June’s Military Families Magazine Book of the month is “The Lost Apothecary,” a take of murder and mayhem in 18th century London and today.
Hidden among the mazes of back alleys in 1700s London is the apothecary shop of a once-respected healer, Nella. Yet when Nella is unimaginably betrayed, she vows to help other women escape the same fate and makes a deadly choice: to supply any woman who asks with poisons, so long as men are the only victims.
In modern-day London, Caroline Parcewell is spending her 10th anniversary trip tending her broken heart after discovering her husband has been keeping more secrets than she’d ever imagined. As she begins to piece together a new future, she finds herself on a mudlarking trip on the banks of the river Thames — dredging up broken bits of the past from the muck and murk. She finds an old apothecary vial with an image of a bear upon its side, and the finding sets off a search for the truth about a London serial killer that crisscrosses centuries.
Marketed as a feminist tale, the story follows Caroline, Nella, and two of Nella’s customers as they attempt to rid themselves of the people who’ve betrayed them, and some find they are willing to resort to murder to do it. While their motivations are vastly different, the women — across time — are united in their belief that they just may be better off without the men in their lives, although the methods they take to get there vary greatly.
“The Lost Apothecary” is author Sarah Penner’s debut novel, and became an instant New York Times bestseller upon its March arrival, with translations planned for thirty languages around the world. Penner exhaustively researched several aspects of the novel, from several mudlarking afternoons in the summer 2019 to hours in the British Library studying old pharmaceutical manuscripts and diaries of druggists to determine the poisons with which Nella might reasonably have supplied her customers.
Readers will need to suspend disbelief about several aspects of the story, including Caroline’s breakthrough detective work, but the tale provides more than enough twists to keep you turning the page to discover what happens next.
Woven throughout are strong themes of female empowerment, particularly in an era where women were not granted many freedoms. Penner’s strongly drawn women take what freedoms they can, sometimes by force, and when the consequences come, they’re prepared to face them together.
“The Lost Apothecary” is on sale now.
Kate Lewis reviews books monthly for Military Families Magazine.
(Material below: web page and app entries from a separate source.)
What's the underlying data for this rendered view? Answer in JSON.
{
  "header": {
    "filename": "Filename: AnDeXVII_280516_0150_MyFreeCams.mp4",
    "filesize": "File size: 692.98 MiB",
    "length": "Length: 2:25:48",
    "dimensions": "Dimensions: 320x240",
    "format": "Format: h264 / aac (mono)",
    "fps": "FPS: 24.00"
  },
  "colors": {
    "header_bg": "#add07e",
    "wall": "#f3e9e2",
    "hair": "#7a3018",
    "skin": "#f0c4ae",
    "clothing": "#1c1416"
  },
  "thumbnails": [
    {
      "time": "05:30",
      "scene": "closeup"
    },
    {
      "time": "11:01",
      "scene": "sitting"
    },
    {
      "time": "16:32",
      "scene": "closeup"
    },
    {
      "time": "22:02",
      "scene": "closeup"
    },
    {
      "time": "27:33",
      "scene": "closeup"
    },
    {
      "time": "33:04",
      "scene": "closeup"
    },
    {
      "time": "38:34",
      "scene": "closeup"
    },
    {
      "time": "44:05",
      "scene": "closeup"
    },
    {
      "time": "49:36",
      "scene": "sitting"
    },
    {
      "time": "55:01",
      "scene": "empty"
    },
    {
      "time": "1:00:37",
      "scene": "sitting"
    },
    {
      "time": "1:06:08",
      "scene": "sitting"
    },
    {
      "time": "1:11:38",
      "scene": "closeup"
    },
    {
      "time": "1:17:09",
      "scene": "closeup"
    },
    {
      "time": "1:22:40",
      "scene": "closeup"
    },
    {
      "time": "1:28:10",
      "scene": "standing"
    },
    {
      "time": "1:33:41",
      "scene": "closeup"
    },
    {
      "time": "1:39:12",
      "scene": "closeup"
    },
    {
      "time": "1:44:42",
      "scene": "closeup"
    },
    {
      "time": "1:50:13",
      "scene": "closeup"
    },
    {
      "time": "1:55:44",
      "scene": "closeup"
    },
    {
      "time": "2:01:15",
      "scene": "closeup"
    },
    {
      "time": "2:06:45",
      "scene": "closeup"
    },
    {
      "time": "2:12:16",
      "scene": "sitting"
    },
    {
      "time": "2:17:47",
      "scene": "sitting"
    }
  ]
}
Her work has been featured in The New York Times, The Washington Post, and more. Find her online @katehasthoughts.Read comments